Task description: Return the records word for word. Any pictures in them are not part of the copy.

Records provided:
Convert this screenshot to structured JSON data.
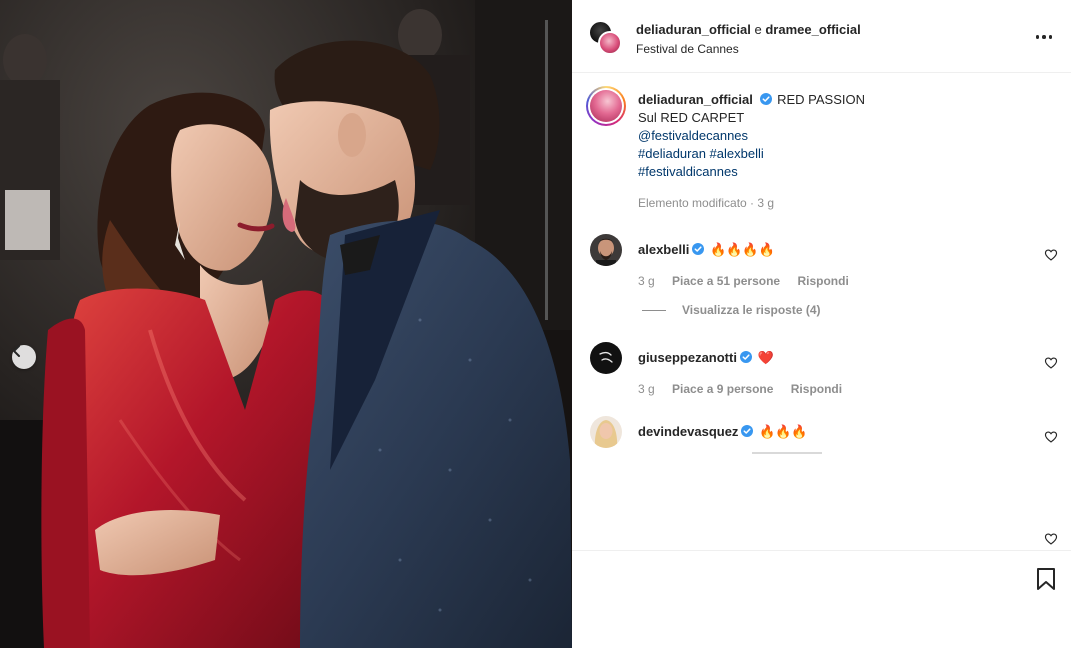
{
  "post": {
    "header": {
      "user_primary": "deliaduran_official",
      "separator": " e ",
      "user_secondary": "dramee_official",
      "location": "Festival de Cannes",
      "more_icon": "more-horizontal-icon"
    },
    "caption": {
      "username": "deliaduran_official",
      "text_first": "RED PASSION",
      "line2": "Sul RED CARPET",
      "mention": "@festivaldecannes",
      "hashtags_line1": "#deliaduran #alexbelli",
      "hashtags_line2": "#festivaldicannes",
      "meta": "Elemento modificato · 3 g"
    },
    "comments": [
      {
        "username": "alexbelli",
        "text": "🔥🔥🔥🔥",
        "time": "3 g",
        "likes": "Piace a 51 persone",
        "reply": "Rispondi",
        "view_replies": "Visualizza le risposte (4)"
      },
      {
        "username": "giuseppezanotti",
        "text": "❤️",
        "time": "3 g",
        "likes": "Piace a 9 persone",
        "reply": "Rispondi"
      },
      {
        "username": "devindevasquez",
        "text": "🔥🔥🔥"
      }
    ],
    "icons": {
      "prev": "chevron-left-icon",
      "like": "heart-outline-icon",
      "save": "bookmark-icon",
      "verified": "verified-badge-icon"
    },
    "colors": {
      "link": "#00376b",
      "verified": "#3897f0",
      "muted": "#8e8e8e",
      "dress": "#b3162a",
      "suit": "#2b3a52"
    }
  }
}
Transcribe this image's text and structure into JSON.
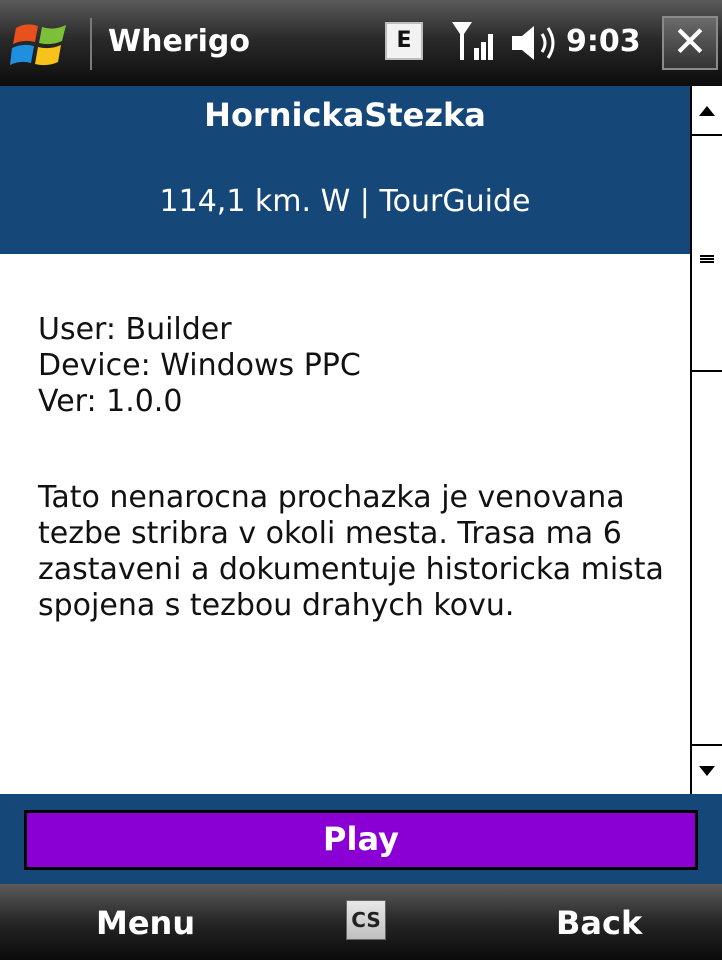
{
  "titlebar": {
    "app_title": "Wherigo",
    "edge_label": "E",
    "clock": "9:03",
    "close_label": "✕",
    "icons": [
      "windows-start-icon",
      "edge-network-icon",
      "signal-icon",
      "speaker-icon",
      "close-icon"
    ]
  },
  "header": {
    "cartridge_name": "HornickaStezka",
    "distance_info": "114,1 km. W | TourGuide"
  },
  "details": {
    "user": "User: Builder",
    "device": "Device: Windows PPC",
    "version": "Ver: 1.0.0"
  },
  "description": "Tato nenarocna prochazka je venovana tezbe stribra v okoli mesta. Trasa ma 6 zastaveni a dokumentuje historicka mista spojena s tezbou drahych kovu.",
  "play_button": "Play",
  "softkeys": {
    "left": "Menu",
    "center": "CS",
    "right": "Back"
  },
  "colors": {
    "header_bg": "#154879",
    "play_bg": "#8a00d4"
  }
}
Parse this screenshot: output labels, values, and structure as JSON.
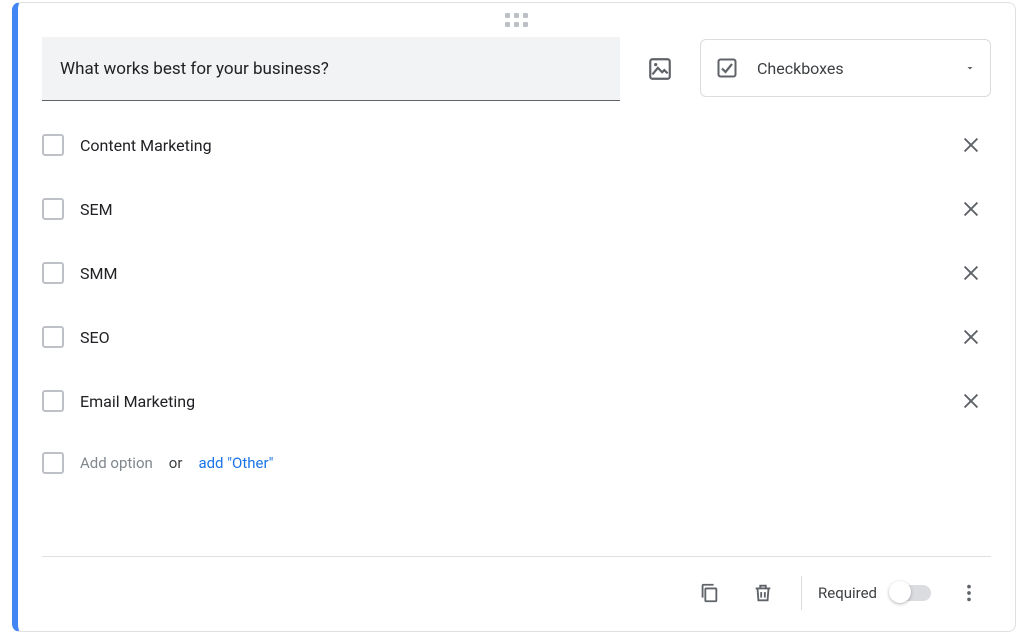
{
  "question": "What works best for your business?",
  "type_selector": {
    "label": "Checkboxes"
  },
  "options": [
    {
      "label": "Content Marketing"
    },
    {
      "label": "SEM"
    },
    {
      "label": "SMM"
    },
    {
      "label": "SEO"
    },
    {
      "label": "Email Marketing"
    }
  ],
  "add_option_placeholder": "Add option",
  "or_text": "or",
  "add_other_label": "add \"Other\"",
  "footer": {
    "required_label": "Required",
    "required_on": false
  }
}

Task answer:
Convert this screenshot to structured JSON data.
{
  "post": {
    "header": {
      "user_primary": "deliaduran_official",
      "separator": " e ",
      "user_secondary": "dramee_official",
      "location": "Festival de Cannes",
      "more_icon": "more-horizontal-icon"
    },
    "caption": {
      "username": "deliaduran_official",
      "text_first": "RED PASSION",
      "line2": "Sul RED CARPET",
      "mention": "@festivaldecannes",
      "hashtags_line1": "#deliaduran #alexbelli",
      "hashtags_line2": "#festivaldicannes",
      "meta": "Elemento modificato · 3 g"
    },
    "comments": [
      {
        "username": "alexbelli",
        "text": "🔥🔥🔥🔥",
        "time": "3 g",
        "likes": "Piace a 51 persone",
        "reply": "Rispondi",
        "view_replies": "Visualizza le risposte (4)"
      },
      {
        "username": "giuseppezanotti",
        "text": "❤️",
        "time": "3 g",
        "likes": "Piace a 9 persone",
        "reply": "Rispondi"
      },
      {
        "username": "devindevasquez",
        "text": "🔥🔥🔥"
      }
    ],
    "icons": {
      "prev": "chevron-left-icon",
      "like": "heart-outline-icon",
      "save": "bookmark-icon",
      "verified": "verified-badge-icon"
    },
    "colors": {
      "link": "#00376b",
      "verified": "#3897f0",
      "muted": "#8e8e8e",
      "dress": "#b3162a",
      "suit": "#2b3a52"
    }
  }
}
Transcribe this image's text and structure into JSON.
{
  "titlebar": {
    "app_title": "Wherigo",
    "edge_label": "E",
    "clock": "9:03",
    "close_label": "✕",
    "icons": [
      "windows-start-icon",
      "edge-network-icon",
      "signal-icon",
      "speaker-icon",
      "close-icon"
    ]
  },
  "header": {
    "cartridge_name": "HornickaStezka",
    "distance_info": "114,1 km. W | TourGuide"
  },
  "details": {
    "user": "User: Builder",
    "device": "Device: Windows PPC",
    "version": "Ver: 1.0.0"
  },
  "description": "Tato nenarocna prochazka je venovana tezbe stribra v okoli mesta. Trasa ma 6 zastaveni a dokumentuje historicka mista spojena s tezbou drahych kovu.",
  "play_button": "Play",
  "softkeys": {
    "left": "Menu",
    "center": "CS",
    "right": "Back"
  },
  "colors": {
    "header_bg": "#154879",
    "play_bg": "#8a00d4"
  }
}
Parse this screenshot: output labels, values, and structure as JSON.
{
  "question": "What works best for your business?",
  "type_selector": {
    "label": "Checkboxes"
  },
  "options": [
    {
      "label": "Content Marketing"
    },
    {
      "label": "SEM"
    },
    {
      "label": "SMM"
    },
    {
      "label": "SEO"
    },
    {
      "label": "Email Marketing"
    }
  ],
  "add_option_placeholder": "Add option",
  "or_text": "or",
  "add_other_label": "add \"Other\"",
  "footer": {
    "required_label": "Required",
    "required_on": false
  }
}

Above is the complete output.